> **EXERCISE PROMPT**:
Search each line below for the word "this" and list those that contain it.
** Opening DATASET CONTENT block **
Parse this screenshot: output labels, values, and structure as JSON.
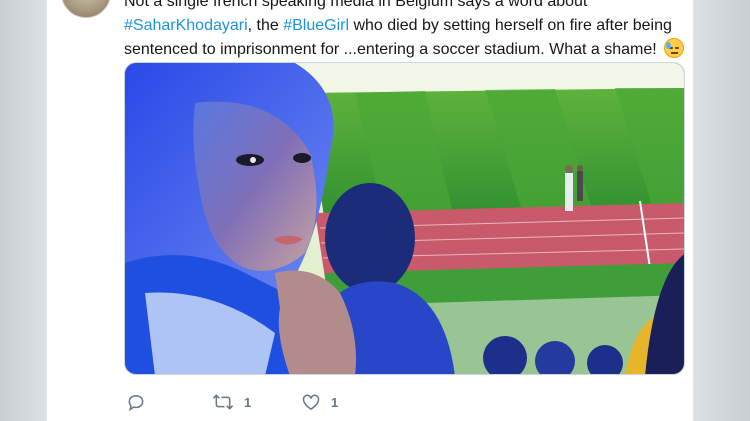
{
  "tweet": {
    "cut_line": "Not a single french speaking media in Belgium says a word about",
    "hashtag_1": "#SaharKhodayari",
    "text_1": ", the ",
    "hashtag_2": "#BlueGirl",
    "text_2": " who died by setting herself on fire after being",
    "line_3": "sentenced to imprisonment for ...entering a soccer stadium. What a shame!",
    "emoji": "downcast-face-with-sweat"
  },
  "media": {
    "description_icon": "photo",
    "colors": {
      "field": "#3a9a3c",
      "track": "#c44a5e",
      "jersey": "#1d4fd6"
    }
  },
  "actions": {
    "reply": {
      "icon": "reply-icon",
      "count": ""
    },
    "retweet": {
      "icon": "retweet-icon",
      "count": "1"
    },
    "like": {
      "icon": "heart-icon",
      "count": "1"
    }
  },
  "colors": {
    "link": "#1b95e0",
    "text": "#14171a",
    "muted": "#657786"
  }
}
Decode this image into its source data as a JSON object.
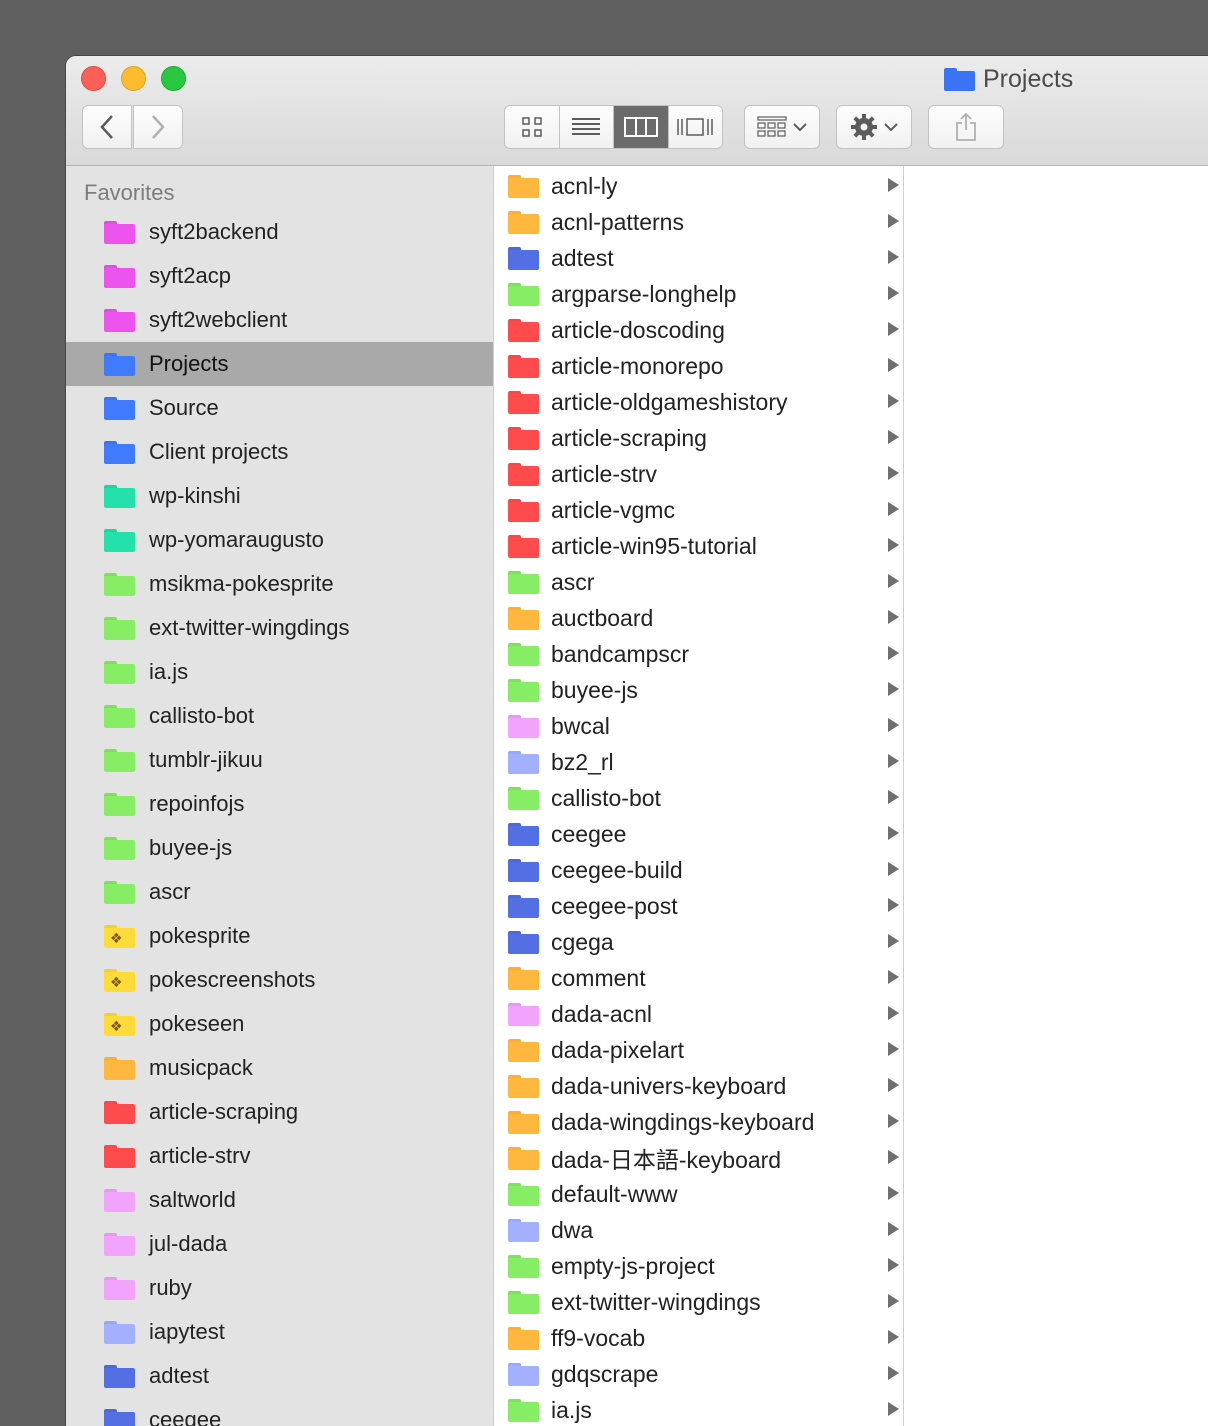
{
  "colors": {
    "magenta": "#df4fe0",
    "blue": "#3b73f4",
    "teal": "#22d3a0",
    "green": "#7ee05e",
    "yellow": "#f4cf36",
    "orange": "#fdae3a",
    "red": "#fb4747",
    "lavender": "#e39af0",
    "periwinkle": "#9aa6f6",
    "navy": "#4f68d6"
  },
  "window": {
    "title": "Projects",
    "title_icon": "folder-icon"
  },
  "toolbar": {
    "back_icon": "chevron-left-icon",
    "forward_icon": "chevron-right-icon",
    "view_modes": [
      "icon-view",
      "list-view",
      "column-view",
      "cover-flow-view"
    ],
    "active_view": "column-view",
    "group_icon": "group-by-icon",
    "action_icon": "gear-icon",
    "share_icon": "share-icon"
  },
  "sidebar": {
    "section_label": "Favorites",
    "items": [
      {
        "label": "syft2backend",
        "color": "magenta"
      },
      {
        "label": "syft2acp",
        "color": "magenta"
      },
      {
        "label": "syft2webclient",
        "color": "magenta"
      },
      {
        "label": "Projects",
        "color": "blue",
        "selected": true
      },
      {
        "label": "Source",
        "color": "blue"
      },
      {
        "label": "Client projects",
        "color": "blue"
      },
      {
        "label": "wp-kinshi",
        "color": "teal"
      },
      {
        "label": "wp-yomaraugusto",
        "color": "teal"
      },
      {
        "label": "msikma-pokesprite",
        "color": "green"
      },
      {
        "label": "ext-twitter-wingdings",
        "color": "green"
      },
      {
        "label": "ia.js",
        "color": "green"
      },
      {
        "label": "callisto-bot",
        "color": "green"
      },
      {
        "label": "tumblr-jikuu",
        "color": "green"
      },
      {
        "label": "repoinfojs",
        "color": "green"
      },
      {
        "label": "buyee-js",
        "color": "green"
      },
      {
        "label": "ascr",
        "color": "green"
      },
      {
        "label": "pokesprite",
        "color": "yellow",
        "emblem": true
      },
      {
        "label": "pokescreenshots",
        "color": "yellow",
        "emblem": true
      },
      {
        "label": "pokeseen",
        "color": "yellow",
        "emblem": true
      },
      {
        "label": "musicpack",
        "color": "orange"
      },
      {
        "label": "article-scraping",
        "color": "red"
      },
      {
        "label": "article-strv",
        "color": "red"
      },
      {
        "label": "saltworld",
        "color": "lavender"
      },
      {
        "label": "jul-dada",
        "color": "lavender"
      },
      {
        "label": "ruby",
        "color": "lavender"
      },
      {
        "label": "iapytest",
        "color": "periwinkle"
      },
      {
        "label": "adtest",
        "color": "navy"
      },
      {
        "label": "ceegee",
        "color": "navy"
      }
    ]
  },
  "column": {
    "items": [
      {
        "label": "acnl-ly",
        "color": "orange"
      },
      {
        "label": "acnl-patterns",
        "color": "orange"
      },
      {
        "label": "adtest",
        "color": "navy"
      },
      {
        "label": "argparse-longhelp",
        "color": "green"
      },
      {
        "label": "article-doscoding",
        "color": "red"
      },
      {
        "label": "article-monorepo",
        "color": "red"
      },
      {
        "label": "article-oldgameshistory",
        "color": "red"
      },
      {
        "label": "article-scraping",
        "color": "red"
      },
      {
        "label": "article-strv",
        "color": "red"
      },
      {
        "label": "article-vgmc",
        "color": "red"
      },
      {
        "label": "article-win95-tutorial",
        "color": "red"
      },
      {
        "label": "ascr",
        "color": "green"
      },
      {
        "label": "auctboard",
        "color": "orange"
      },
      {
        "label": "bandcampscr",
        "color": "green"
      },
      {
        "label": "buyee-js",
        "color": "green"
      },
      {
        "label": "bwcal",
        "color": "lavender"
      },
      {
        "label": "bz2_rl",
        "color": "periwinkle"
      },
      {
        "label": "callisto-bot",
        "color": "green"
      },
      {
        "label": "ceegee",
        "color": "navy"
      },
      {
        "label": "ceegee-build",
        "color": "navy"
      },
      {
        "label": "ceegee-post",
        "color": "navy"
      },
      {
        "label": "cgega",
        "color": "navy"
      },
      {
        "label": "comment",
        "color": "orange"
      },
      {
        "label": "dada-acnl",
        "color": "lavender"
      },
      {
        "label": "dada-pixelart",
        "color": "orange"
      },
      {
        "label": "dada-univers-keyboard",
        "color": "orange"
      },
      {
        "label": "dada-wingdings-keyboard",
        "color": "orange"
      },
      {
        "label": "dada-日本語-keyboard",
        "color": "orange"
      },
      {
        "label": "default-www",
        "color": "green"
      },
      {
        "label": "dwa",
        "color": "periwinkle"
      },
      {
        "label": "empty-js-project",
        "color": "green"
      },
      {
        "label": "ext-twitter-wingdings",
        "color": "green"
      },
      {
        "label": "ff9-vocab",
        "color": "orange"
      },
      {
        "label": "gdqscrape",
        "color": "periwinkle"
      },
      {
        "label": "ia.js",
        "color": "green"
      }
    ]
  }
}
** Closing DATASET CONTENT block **
> **ANSWER SECTION**:
Parse this screenshot: output labels, values, and structure as JSON.
Decode this image into its source data as a JSON object.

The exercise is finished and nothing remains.